┌──

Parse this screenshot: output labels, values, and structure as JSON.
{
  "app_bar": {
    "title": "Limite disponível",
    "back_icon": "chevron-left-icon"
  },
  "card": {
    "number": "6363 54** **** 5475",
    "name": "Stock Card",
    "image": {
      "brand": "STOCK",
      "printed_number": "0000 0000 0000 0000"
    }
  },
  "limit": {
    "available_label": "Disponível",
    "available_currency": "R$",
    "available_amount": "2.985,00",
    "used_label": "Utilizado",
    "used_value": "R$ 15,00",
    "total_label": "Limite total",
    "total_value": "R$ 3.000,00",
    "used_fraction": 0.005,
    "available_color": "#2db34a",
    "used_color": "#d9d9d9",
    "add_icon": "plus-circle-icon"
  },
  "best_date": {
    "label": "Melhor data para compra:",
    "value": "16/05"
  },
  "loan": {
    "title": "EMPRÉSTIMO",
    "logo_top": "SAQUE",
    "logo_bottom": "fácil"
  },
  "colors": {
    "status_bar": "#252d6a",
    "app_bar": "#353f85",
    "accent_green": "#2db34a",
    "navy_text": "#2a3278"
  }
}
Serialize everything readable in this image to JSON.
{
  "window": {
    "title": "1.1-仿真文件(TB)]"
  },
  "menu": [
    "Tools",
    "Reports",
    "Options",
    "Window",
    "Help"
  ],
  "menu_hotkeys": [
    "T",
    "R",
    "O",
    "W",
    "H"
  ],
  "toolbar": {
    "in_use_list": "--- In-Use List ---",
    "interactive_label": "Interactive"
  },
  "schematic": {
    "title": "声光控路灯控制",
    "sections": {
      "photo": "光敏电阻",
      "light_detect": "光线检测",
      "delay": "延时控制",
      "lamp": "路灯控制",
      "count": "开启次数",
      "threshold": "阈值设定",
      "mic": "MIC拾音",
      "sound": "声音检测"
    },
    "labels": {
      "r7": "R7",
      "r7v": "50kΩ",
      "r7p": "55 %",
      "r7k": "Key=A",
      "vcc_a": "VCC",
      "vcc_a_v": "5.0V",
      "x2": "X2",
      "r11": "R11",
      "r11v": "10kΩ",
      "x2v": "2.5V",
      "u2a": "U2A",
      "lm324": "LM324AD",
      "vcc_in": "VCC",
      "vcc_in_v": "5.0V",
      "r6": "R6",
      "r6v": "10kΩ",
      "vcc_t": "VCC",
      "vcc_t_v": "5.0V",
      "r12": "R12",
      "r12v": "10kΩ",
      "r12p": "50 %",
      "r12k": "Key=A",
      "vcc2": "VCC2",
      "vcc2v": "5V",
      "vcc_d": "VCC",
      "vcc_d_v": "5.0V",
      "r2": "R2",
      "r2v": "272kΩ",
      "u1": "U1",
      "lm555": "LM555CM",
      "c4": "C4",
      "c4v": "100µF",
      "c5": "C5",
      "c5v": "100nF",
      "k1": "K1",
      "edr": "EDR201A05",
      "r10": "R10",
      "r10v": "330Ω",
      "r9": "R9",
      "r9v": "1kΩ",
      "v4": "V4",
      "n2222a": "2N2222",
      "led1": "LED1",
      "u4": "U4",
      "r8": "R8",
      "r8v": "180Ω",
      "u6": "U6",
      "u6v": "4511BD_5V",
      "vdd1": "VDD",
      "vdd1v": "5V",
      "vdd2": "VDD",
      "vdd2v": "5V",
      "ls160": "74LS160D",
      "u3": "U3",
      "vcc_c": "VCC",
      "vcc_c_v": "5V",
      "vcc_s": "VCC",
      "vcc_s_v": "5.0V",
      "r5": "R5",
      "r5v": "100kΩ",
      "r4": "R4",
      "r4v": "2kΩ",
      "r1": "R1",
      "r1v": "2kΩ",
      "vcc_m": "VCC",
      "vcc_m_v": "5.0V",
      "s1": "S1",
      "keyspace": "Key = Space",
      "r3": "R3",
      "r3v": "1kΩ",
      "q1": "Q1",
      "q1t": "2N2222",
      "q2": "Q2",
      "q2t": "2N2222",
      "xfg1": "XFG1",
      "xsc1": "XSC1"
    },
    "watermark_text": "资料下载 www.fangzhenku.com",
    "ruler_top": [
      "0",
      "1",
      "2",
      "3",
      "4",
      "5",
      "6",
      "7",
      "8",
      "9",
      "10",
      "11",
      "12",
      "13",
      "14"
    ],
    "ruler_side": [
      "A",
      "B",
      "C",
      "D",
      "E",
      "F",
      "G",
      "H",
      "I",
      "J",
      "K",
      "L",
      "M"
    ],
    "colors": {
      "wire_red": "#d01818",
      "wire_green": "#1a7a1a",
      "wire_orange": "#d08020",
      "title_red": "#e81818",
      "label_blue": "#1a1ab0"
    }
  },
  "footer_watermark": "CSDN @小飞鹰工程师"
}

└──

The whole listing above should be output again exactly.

**Exercise response:**
Parse this screenshot: output labels, values, and structure as JSON.
{
  "app_bar": {
    "title": "Limite disponível",
    "back_icon": "chevron-left-icon"
  },
  "card": {
    "number": "6363 54** **** 5475",
    "name": "Stock Card",
    "image": {
      "brand": "STOCK",
      "printed_number": "0000 0000 0000 0000"
    }
  },
  "limit": {
    "available_label": "Disponível",
    "available_currency": "R$",
    "available_amount": "2.985,00",
    "used_label": "Utilizado",
    "used_value": "R$ 15,00",
    "total_label": "Limite total",
    "total_value": "R$ 3.000,00",
    "used_fraction": 0.005,
    "available_color": "#2db34a",
    "used_color": "#d9d9d9",
    "add_icon": "plus-circle-icon"
  },
  "best_date": {
    "label": "Melhor data para compra:",
    "value": "16/05"
  },
  "loan": {
    "title": "EMPRÉSTIMO",
    "logo_top": "SAQUE",
    "logo_bottom": "fácil"
  },
  "colors": {
    "status_bar": "#252d6a",
    "app_bar": "#353f85",
    "accent_green": "#2db34a",
    "navy_text": "#2a3278"
  }
}
Serialize everything readable in this image to JSON.
{
  "window": {
    "title": "1.1-仿真文件(TB)]"
  },
  "menu": [
    "Tools",
    "Reports",
    "Options",
    "Window",
    "Help"
  ],
  "menu_hotkeys": [
    "T",
    "R",
    "O",
    "W",
    "H"
  ],
  "toolbar": {
    "in_use_list": "--- In-Use List ---",
    "interactive_label": "Interactive"
  },
  "schematic": {
    "title": "声光控路灯控制",
    "sections": {
      "photo": "光敏电阻",
      "light_detect": "光线检测",
      "delay": "延时控制",
      "lamp": "路灯控制",
      "count": "开启次数",
      "threshold": "阈值设定",
      "mic": "MIC拾音",
      "sound": "声音检测"
    },
    "labels": {
      "r7": "R7",
      "r7v": "50kΩ",
      "r7p": "55 %",
      "r7k": "Key=A",
      "vcc_a": "VCC",
      "vcc_a_v": "5.0V",
      "x2": "X2",
      "r11": "R11",
      "r11v": "10kΩ",
      "x2v": "2.5V",
      "u2a": "U2A",
      "lm324": "LM324AD",
      "vcc_in": "VCC",
      "vcc_in_v": "5.0V",
      "r6": "R6",
      "r6v": "10kΩ",
      "vcc_t": "VCC",
      "vcc_t_v": "5.0V",
      "r12": "R12",
      "r12v": "10kΩ",
      "r12p": "50 %",
      "r12k": "Key=A",
      "vcc2": "VCC2",
      "vcc2v": "5V",
      "vcc_d": "VCC",
      "vcc_d_v": "5.0V",
      "r2": "R2",
      "r2v": "272kΩ",
      "u1": "U1",
      "lm555": "LM555CM",
      "c4": "C4",
      "c4v": "100µF",
      "c5": "C5",
      "c5v": "100nF",
      "k1": "K1",
      "edr": "EDR201A05",
      "r10": "R10",
      "r10v": "330Ω",
      "r9": "R9",
      "r9v": "1kΩ",
      "v4": "V4",
      "n2222a": "2N2222",
      "led1": "LED1",
      "u4": "U4",
      "r8": "R8",
      "r8v": "180Ω",
      "u6": "U6",
      "u6v": "4511BD_5V",
      "vdd1": "VDD",
      "vdd1v": "5V",
      "vdd2": "VDD",
      "vdd2v": "5V",
      "ls160": "74LS160D",
      "u3": "U3",
      "vcc_c": "VCC",
      "vcc_c_v": "5V",
      "vcc_s": "VCC",
      "vcc_s_v": "5.0V",
      "r5": "R5",
      "r5v": "100kΩ",
      "r4": "R4",
      "r4v": "2kΩ",
      "r1": "R1",
      "r1v": "2kΩ",
      "vcc_m": "VCC",
      "vcc_m_v": "5.0V",
      "s1": "S1",
      "keyspace": "Key = Space",
      "r3": "R3",
      "r3v": "1kΩ",
      "q1": "Q1",
      "q1t": "2N2222",
      "q2": "Q2",
      "q2t": "2N2222",
      "xfg1": "XFG1",
      "xsc1": "XSC1"
    },
    "watermark_text": "资料下载 www.fangzhenku.com",
    "ruler_top": [
      "0",
      "1",
      "2",
      "3",
      "4",
      "5",
      "6",
      "7",
      "8",
      "9",
      "10",
      "11",
      "12",
      "13",
      "14"
    ],
    "ruler_side": [
      "A",
      "B",
      "C",
      "D",
      "E",
      "F",
      "G",
      "H",
      "I",
      "J",
      "K",
      "L",
      "M"
    ],
    "colors": {
      "wire_red": "#d01818",
      "wire_green": "#1a7a1a",
      "wire_orange": "#d08020",
      "title_red": "#e81818",
      "label_blue": "#1a1ab0"
    }
  },
  "footer_watermark": "CSDN @小飞鹰工程师"
}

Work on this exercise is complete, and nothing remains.